Mintonia is found mostly in Borneo and surrounding islands. A single undescribed species occurs in Australia. Other genera belonging to the same Old World group with Australian representatives are Cocalus, Cyrba and Portia (Maddison 2015).


Mintonia spp. are medium-sized spiders, body length about 9 mm. The head, viewed from above, is pear-shaped, widest behind the posterior lateral eyes. A cleft down the length of the cephalothorax creates the appearance that the lateral eyes are on raised mounds, one on each side. The abdomen is round, ending in a pointed protuberance. The legs are of medium length and quite strongly built. The chelicerae each have five retromarginal teeth (plurident).

The male’s palp is elliptical, longer than wide, without a proximal lobe and with a ledge on the side of the tegulum. The sperm duct encircles the tegulum. The embolus is short and slender, arising on the distal edge of the tegulum, the tip resting on an associated sclerite. The retro-lateral and ventral tibial apophyses are well-developed, the retro-lateral being long and spinelike.

Females have a single epigynal atrium with weakly sclerotised edges. The anterior-facing copulatory openings are near the posterior edge of the atrium. The closely adjoining insemination ducts enter the anterior edges of the spermathecae. Large, rounded spermathecae lie between the atrium and the epigastric fold.
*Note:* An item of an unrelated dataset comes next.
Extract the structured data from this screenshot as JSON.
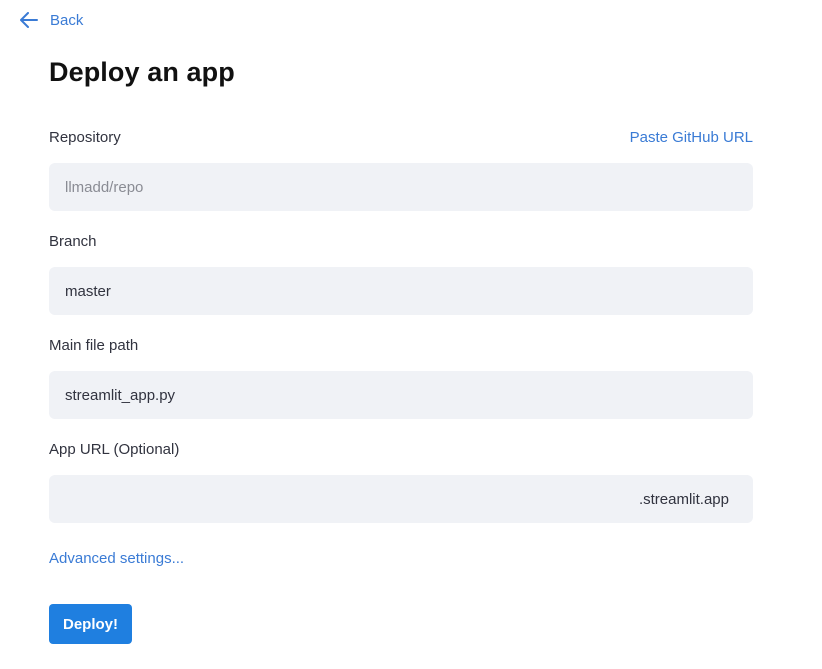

Mintonia has been collected in rainforest, sometimes under bark.


Mintonia is found in tropical Australia from Iron Range to Townsville, Queensland.
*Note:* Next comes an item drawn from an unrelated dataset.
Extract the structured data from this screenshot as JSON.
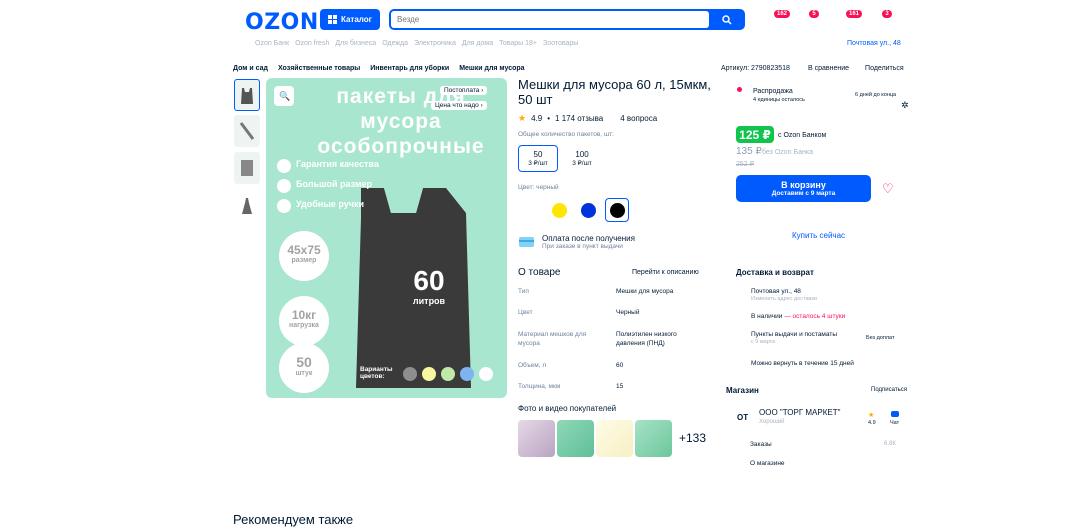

Davies, V.T. & Żabka, M. 1989. Illustrated keys to the genera of jumping spiders (Araneae: Salticidae) in Australia. Memoirs of the Queensland Museum 27, 189-266.

Richardson, B.J. & Żabka , M. 2016. Salticidae. Arachnida: Araneomorphae. Canberra, Australian Faunal Directory. Australian Biological Resources Study, at

Wanless, F.R. 1984. A revision of the spider subfamily Spartaeinae nom. n. (Araneae: Salticidae) with descriptions of six new genera. Bulletin of the British Museum (Natural History) Zoology 46, 135-204.

* The information sheet should be interpreted in the context of the associated diagrams and photographs. Diagrams explaining anatomical terms can be found in the ‘Salticidae’ pictures at the beginning of the list of genera.